"Well, I'm in a Special Forces unit, and we have our own, um, avenues of getting money. That's the only red tape I encountered, getting the money. It didn't happen as fast as I wanted, but command thoroughly dug it, so there was no problem getting it done. But when you send a $16,000 request to the bean counters, it gets slowed down. They don't have the same sense of urgency as you do."

When the funding was secured, Milton contacted Bruce Erickson at Flex-a-lite and ordered his fans factory-direct. "Then I did what every good paratrooper would do: I put it on the street for everyone. I wanted to get the word out to these guys, to get their units to buy these things. I wanted them to get their butts out of harm's way on these roads." Milton produced a PowerPoint presentation about the aftermarket fix, a presentation that got passed around to a lot of other units. Another Chief Warrant Officer overseeing vehicle maintenance, Jerry Bechtol, was so impressed that he ordered 400 of the Flex-a-lite fans for his Humvees.

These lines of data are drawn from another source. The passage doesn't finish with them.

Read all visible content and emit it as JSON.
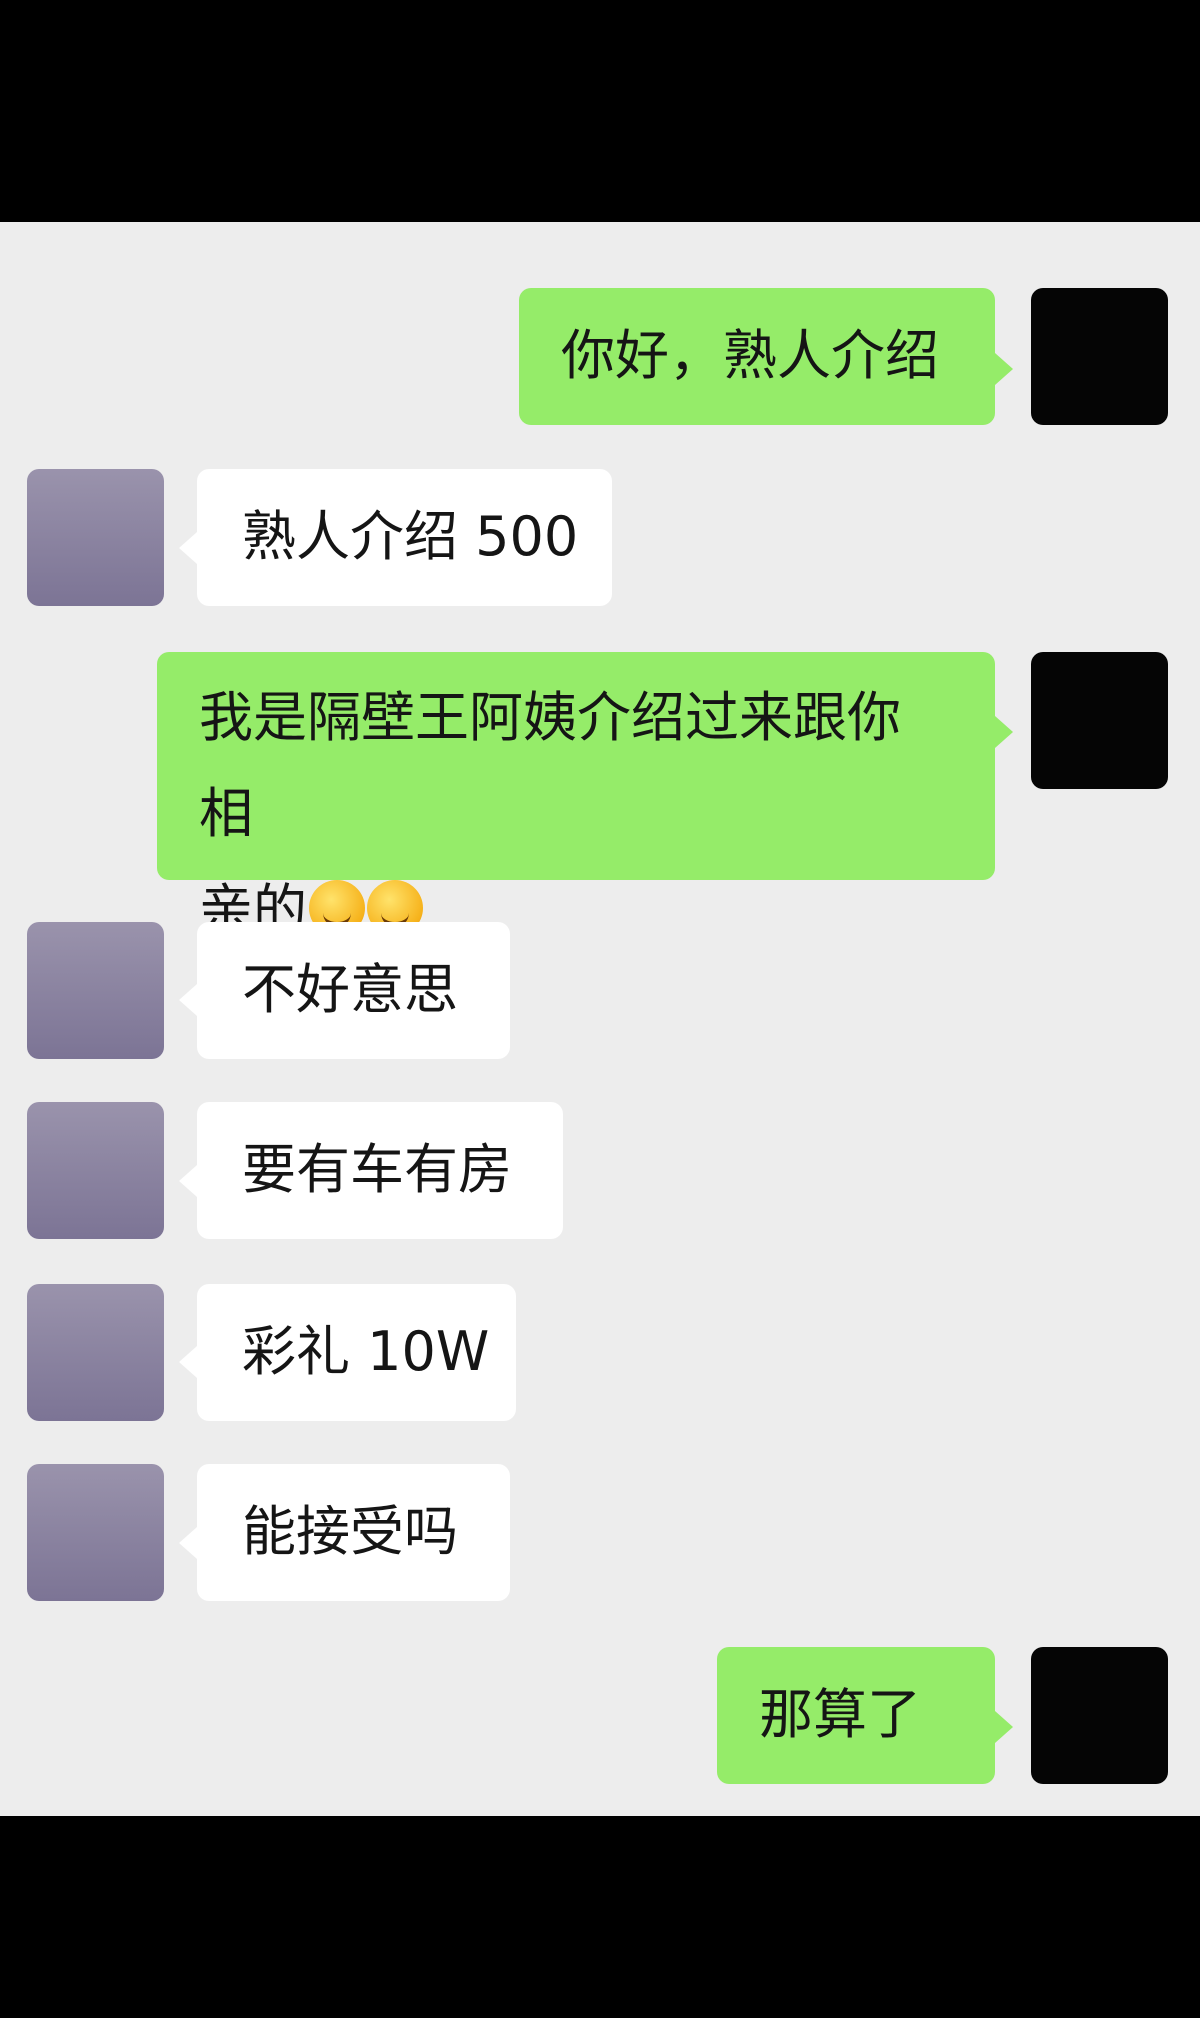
{
  "messages": [
    {
      "side": "self",
      "text": "你好，熟人介绍"
    },
    {
      "side": "other",
      "text": "熟人介绍 500"
    },
    {
      "side": "self",
      "text_line1": "我是隔壁王阿姨介绍过来跟你相",
      "text_line2": "亲的",
      "emoji": [
        "face-with-tears-of-joy",
        "face-with-tears-of-joy"
      ]
    },
    {
      "side": "other",
      "text": "不好意思"
    },
    {
      "side": "other",
      "text": "要有车有房"
    },
    {
      "side": "other",
      "text": "彩礼 10W"
    },
    {
      "side": "other",
      "text": "能接受吗"
    },
    {
      "side": "self",
      "text": "那算了"
    }
  ],
  "colors": {
    "self_bubble": "#95ec69",
    "other_bubble": "#ffffff",
    "chat_background": "#ededed"
  }
}
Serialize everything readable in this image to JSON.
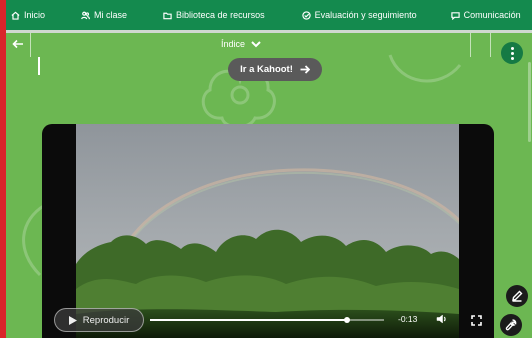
{
  "nav": {
    "items": [
      {
        "label": "Inicio",
        "icon": "home-icon"
      },
      {
        "label": "Mi clase",
        "icon": "people-icon"
      },
      {
        "label": "Biblioteca de recursos",
        "icon": "folder-icon"
      },
      {
        "label": "Evaluación y seguimiento",
        "icon": "check-circle-icon"
      },
      {
        "label": "Comunicación",
        "icon": "chat-icon"
      }
    ]
  },
  "lesson": {
    "index_label": "Índice"
  },
  "kahoot": {
    "label": "Ir a Kahoot!"
  },
  "video": {
    "play_label": "Reproducir",
    "time_remaining": "-0:13",
    "progress_fraction": 0.84
  },
  "colors": {
    "nav_bg": "#148a4e",
    "page_bg": "#6cb752",
    "frame_red": "#d9252a"
  }
}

Milton also sent his low-buck fix up the chain of command, thinking it could become either a permanent Army fix or even an upgrade at AM General. So far the change hasn't been adopted at that high level, "but our guys are doing it on their own,"he told us. "We have to take care of ourselves."

PhotosView Slideshow


Connect With Us

Newsletter Sign Up

Subscribe to the Magazine

Browse Articles By Vehicle

See Results